Chinese stocks fell more than 8 percent on Monday morning, with the Shanghai index giving up all its gains for the year following disappointment from investors that Beijing held back expected policy support at the weekend after markets shed 11 percent last week.
The blue-chip CSI300 index was down 8.6 percent at 3,282.11 points by the end of the morning session, while the Shanghai Composite index.SSEC had fallen 8.5 percent to 3,211.20 points, putting it back where it began 2015.
The Hang Seng index HSI dropped 4.6 percent to 21,378.40 points, which analysts blamed both on weak onshore performance and on investors moving money out of yuan-denominated assets after a surprise devaluation of the Chinese currency earlier in August.
The CSI300 is now down 7 percent for the year, and futures contracts tracking the index <0#CIF:> have also dropped. Contracts for September fell 9.3 percent to 3,158, 124.11 points below the current value of the underlying index, while most other index futures, including those tracking the CSI500, were down by the 10 percent daily limit.
"It's difficult to judge whether investors are overreacting, or whether the market is near its bottom," said Alex Kwok, analyst at China Investment Securities in Hong Kong, noting that economic fundamentals remained weak and investor sentiment battered.
"This is already a small-scale stock market disaster. Any rebound, if there is any, could be just technical."
The fall spanned every corner of the market, with small-cap growth stocks and state-owned blue chips declining at roughly equal rates. Losses appeared limited only by China's emergency brake that limits individual shares from declining over 10 percent in a single day, and by the fact that a substantial number of stocks remain suspended from trading.
At the end of the midday session, only 11 companies trading in Shanghai and Shenzhen were in positive territory. Around 2,200 stocks, or 80 percent of the total, were down by the daily limit, according to Reuters calculations.
The drop came after Beijing failed to make a strong policy move over the weekend to support stocks, as was widely expected after an 11 percent plunge last week.
Many investors had expected the People's Bank of China (PBOC) would cut the amount banks have to keep in reserves over the weekend, which could boost stocks by increasing market liquidity and address weakness in China's vast manufacturing sector.
No such move materialised, and the only policy support in evidence was an announcement formalising rules allowing pension funds to buy stocks, a policy initiative that had already been trailed.
"The intensified risk-off reinforces the China growth anxiety," wrote ING economists in a research note.
"We infer from last week’s double-barrel PBOC liquidity injection that capital outflows are big and may persist. There is nothing on the horizon but another round of the PBOC easing that could stem capital outflows."
The offshore yuan market also came under renewed pressure as global investors flee to save havens. Global markets were spooked by a shock devaluation of the onshore yuan CNY=CFXS on Aug. 11, and offshore investors have begun moving out of the currency in anticipation of further declines.
The offshore yuan was trading at a 1.04 discount to the onshore spot rate at 6.4648 per dollar, at one point nearly 700 points softer than the onshore currency, the widest since 2011.

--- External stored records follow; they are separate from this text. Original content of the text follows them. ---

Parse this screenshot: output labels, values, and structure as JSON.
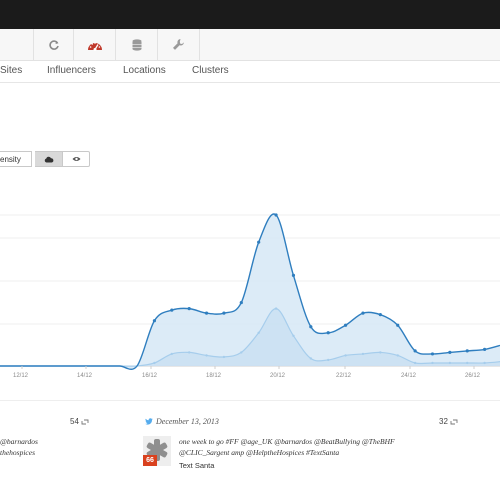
{
  "toolbar": {
    "icons": [
      "refresh-icon",
      "dashboard-gauge-icon",
      "database-icon",
      "wrench-icon"
    ],
    "accent": "#c0392b"
  },
  "tabs": [
    {
      "label": "Sites"
    },
    {
      "label": "Influencers"
    },
    {
      "label": "Locations"
    },
    {
      "label": "Clusters"
    }
  ],
  "view_toggle": {
    "density_label": "ensity",
    "cloud_icon": "cloud-icon",
    "eye_icon": "eye-icon"
  },
  "chart_data": {
    "type": "area",
    "title": "",
    "xlabel": "",
    "ylabel": "",
    "categories": [
      "12/12",
      "14/12",
      "16/12",
      "18/12",
      "20/12",
      "22/12",
      "24/12",
      "26/12"
    ],
    "series": [
      {
        "values": [
          0,
          0,
          0,
          0,
          0,
          0,
          0,
          0,
          0,
          0.3,
          0.37,
          0.38,
          0.35,
          0.35,
          0.42,
          0.82,
          1.0,
          0.6,
          0.26,
          0.22,
          0.27,
          0.35,
          0.34,
          0.27,
          0.1,
          0.08,
          0.09,
          0.1,
          0.11,
          0.14
        ]
      },
      {
        "values": [
          0,
          0,
          0,
          0,
          0,
          0,
          0,
          0,
          0,
          0.02,
          0.08,
          0.09,
          0.07,
          0.06,
          0.09,
          0.22,
          0.38,
          0.2,
          0.05,
          0.04,
          0.07,
          0.08,
          0.09,
          0.07,
          0.02,
          0.02,
          0.02,
          0.02,
          0.02,
          0.03
        ]
      }
    ],
    "grid": true,
    "colors": {
      "line": "#2f7ebf",
      "fill": "#d6e8f6",
      "secondary_line": "#a6cdec"
    }
  },
  "feed": {
    "left": {
      "count": "54",
      "lines": [
        "@barnardos",
        "thehospices"
      ]
    },
    "right": {
      "source_icon": "twitter-icon",
      "date": "December 13, 2013",
      "count": "32",
      "lines": [
        "one week to go #FF @age_UK @barnardos @BeatBullying @TheBHF",
        "@CLIC_Sargent amp @HelptheHospices #TextSanta"
      ],
      "author": "Text Santa",
      "badge": "66"
    },
    "retweet_icon": "retweet-icon"
  }
}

"The dim sum bond market has been under pressure since the central bank weakened the yuan sharply," said a fixed-income trader at a Chinese bank in Hong Kong.
"We see selling mainly coming from private banks and funds that may be facing redemption requests from clients."